Across the board, when moving to a remote workforce, there were improvements in those areas. For a staff of roughly one hundred, there were four who left the organization in the 2019 calendar year. Only one of those caregivers left for something other than a promotion or job change after achieving a new degree. Similarly, our Press Ganey survey scores improved each survey year since moving the staff home (Fig. 5). There was a bit of a learning curve for our staff and managers to continue to retain the sense of team while not sharing an office space together, but we now see that they are more of a team than ever!
Because of this clear success in sending UM and UM Resource staff home, we were able to quickly replicate the system for the remainder of UM nursing staff and Care Management Resource Center; alleviating financial burden to our health system in a time when every cent counts and providing our staff with safe, effective workflow tools to do their jobs to the top of their licensure. Additionally, because of the success shown by the UM team in working from home, others within the organization were able to replicate similar WAH strategies. Without the clear data showing the positive impacts of the WAH Program, executive leadership would not have been so quick to adopt this strategy. The healthcare world was dramatically altered by the COVID-19 virus in the beginning of 2020; however, the Cleveland Clinic CM Operations department has shown that despite the changes brought on by this pandemic, the future is bright for the support of remote positions across care management in general. Our hope as a health system would be to continue to support the WAH Program for care management staff in selected roles and replicate the successes we have seen so clearly in our data.

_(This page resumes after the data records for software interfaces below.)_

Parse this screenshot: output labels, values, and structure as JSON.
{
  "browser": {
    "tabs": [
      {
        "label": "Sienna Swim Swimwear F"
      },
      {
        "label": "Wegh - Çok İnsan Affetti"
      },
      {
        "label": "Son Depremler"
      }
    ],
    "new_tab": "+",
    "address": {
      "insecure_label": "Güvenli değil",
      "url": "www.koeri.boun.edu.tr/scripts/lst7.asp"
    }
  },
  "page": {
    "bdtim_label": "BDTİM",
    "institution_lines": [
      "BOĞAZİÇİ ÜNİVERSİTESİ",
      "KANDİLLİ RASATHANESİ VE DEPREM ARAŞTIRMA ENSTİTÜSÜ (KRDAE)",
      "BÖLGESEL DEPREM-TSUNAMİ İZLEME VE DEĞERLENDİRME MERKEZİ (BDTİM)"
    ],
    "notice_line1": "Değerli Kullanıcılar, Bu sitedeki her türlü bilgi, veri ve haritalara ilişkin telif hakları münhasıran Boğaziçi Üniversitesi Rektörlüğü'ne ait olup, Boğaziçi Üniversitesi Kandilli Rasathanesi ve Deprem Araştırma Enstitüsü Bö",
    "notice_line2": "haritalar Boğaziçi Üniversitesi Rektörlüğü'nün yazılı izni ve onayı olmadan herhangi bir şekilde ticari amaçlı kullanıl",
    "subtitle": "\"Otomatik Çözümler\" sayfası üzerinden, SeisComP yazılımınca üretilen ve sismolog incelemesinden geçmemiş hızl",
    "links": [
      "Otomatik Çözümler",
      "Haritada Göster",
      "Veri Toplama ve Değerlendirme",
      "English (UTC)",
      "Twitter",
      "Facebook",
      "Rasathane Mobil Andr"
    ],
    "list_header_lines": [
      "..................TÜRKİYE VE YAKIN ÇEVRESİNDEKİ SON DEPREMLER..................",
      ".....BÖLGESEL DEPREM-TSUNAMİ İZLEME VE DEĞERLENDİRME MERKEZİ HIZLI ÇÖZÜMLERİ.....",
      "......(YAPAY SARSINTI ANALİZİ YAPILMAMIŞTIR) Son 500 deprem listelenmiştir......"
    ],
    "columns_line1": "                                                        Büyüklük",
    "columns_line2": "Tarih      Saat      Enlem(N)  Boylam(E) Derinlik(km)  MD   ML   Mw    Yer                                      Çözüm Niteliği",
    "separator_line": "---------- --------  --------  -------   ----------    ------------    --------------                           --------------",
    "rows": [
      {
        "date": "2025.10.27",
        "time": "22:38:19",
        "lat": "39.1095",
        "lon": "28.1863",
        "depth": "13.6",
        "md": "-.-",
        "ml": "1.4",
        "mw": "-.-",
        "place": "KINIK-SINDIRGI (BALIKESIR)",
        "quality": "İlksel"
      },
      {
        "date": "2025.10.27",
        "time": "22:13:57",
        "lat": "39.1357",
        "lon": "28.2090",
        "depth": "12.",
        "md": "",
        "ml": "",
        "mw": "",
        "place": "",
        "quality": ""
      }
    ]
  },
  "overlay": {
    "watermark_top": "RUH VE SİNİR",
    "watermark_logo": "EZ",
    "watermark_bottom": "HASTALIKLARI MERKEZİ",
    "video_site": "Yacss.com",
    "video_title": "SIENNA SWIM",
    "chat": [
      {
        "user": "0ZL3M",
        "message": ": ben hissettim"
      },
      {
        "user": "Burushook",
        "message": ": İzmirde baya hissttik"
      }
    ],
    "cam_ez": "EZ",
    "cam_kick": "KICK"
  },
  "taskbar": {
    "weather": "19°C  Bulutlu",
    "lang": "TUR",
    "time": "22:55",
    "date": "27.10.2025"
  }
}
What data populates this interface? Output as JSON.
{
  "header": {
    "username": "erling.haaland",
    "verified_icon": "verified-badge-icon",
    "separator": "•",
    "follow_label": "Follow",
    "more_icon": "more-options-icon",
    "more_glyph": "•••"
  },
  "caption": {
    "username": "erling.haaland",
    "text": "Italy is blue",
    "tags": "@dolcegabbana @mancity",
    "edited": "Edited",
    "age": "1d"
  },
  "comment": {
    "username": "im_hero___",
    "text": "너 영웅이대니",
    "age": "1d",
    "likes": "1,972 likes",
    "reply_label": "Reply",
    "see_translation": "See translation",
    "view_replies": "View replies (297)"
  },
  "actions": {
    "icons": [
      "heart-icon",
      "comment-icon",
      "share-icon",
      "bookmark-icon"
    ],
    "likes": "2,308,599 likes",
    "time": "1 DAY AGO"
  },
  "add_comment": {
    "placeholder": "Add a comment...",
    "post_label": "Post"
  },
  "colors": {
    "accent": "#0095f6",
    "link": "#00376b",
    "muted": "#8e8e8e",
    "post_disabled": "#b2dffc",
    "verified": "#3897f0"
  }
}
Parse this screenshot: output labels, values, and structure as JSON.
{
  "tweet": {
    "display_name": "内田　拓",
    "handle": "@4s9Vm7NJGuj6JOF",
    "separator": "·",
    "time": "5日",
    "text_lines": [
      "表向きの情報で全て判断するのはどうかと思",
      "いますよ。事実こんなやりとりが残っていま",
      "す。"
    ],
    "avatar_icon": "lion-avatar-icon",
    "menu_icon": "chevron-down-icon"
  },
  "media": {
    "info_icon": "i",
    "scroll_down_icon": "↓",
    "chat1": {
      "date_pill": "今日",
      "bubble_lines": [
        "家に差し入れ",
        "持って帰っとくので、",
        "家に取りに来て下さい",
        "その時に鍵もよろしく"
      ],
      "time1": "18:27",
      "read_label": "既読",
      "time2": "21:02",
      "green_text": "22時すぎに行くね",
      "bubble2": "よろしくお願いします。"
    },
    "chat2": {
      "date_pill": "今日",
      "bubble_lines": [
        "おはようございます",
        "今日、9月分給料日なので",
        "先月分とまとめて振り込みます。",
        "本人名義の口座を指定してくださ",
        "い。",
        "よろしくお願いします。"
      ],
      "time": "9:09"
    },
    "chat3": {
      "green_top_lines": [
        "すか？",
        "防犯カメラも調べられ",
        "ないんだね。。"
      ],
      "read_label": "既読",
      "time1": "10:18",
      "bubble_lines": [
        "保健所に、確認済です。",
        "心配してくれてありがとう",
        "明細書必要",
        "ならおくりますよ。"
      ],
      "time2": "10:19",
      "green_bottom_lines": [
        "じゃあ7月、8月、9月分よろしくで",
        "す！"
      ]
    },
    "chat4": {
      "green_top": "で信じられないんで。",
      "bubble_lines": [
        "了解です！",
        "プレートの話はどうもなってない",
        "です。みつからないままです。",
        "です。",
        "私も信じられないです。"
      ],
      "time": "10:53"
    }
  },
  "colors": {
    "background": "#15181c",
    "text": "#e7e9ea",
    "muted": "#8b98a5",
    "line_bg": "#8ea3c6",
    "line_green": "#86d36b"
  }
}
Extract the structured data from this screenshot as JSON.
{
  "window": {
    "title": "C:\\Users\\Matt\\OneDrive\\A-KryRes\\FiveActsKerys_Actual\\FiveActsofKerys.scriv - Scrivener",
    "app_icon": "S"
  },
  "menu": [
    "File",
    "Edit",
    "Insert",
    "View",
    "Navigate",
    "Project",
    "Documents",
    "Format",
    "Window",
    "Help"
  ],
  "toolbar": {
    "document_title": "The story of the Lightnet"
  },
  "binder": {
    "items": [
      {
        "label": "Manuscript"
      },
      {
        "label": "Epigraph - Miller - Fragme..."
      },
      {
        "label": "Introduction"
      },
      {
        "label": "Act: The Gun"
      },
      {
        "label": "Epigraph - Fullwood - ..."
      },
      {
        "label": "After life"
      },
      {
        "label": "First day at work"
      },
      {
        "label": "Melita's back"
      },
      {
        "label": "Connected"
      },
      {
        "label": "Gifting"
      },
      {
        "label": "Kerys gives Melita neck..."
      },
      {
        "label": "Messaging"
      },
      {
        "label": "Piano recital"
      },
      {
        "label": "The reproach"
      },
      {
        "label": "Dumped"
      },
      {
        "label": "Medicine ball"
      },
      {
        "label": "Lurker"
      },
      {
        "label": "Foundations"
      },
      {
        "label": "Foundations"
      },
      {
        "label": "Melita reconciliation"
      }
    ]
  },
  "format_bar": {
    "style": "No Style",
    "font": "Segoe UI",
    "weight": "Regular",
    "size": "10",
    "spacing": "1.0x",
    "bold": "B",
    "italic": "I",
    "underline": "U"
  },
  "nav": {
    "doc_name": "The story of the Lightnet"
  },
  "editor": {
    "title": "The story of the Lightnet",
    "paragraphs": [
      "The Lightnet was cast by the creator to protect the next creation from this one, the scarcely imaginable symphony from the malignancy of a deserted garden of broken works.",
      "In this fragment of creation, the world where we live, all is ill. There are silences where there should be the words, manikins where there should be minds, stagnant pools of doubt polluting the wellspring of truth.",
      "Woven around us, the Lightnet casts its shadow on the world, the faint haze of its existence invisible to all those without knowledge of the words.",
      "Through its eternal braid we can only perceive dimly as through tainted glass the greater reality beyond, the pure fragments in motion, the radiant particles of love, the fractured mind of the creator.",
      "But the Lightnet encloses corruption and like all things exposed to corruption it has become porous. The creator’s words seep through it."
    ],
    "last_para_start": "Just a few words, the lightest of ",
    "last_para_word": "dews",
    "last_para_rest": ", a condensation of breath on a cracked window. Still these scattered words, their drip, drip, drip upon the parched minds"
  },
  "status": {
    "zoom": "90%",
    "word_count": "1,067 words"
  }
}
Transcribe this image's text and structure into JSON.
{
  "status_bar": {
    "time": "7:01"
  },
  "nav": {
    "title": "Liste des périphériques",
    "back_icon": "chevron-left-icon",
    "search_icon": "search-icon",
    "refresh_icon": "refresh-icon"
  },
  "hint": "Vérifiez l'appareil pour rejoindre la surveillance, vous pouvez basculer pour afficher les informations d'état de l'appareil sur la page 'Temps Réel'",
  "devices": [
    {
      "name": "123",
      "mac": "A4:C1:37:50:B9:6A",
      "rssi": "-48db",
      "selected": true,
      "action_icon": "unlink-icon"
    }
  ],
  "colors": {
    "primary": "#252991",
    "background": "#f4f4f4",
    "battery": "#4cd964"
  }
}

Linda O’Donnell, RN, BSN, MHA, CMAC,has over 35 years of nursing experience and is currently the senior director of operations care management and ambulatory services for the Cleveland Clinic Enterprise, comprising the main campus and 9 regional hospitals. She formerly served as the director of care management at Main Campus Cleveland Clinic and Fairview Hospital. In her past, she served as an administrative director of senior services and opened several hospital-based skilled nursing units. Linda has extensive experience in leadership and care management models. She has authored several articles and has spoken at national conferences. Linda can be reached at [email protected].
Suzanne Miller RN, MSN, ACM,is the manager of utilization management for the Cleveland Clinic Enterprise, comprising the main campus and 9 regional hospitals. With 25 years’ experience in case management, she manages 75 RN FTEs who perform utilization review for 3,500 beds across the enterprise, as well as a concurrent denial team. Recipient of the March of Dimes Ohio Nurse of the Year in 2019, Suzanne excels in her leadership skills, regulatory and payer requirements, care management model and overall hospital operations.
Nicholas Engelhardt, MBA,has been a program manager within the Cleveland Clinic Care Management Operations department for over three years. His work primarily focuses on process efficiency and workflow refinement and has worked in all areas of care management at the Cleveland Clinic including value based care and nursing finance, inpatient workflows, resource center support, ambulatory care management, utilization management and the CCF Enterprise Physician Advisor program. During the COVID pandemic Nick was charged with maintaining the COVID discharge waiver criteria and communication as well as managing a proactive transportation. Nick focuses on utilizing both facets of his background to find creative and innovative ways to solve complex problems within healthcare.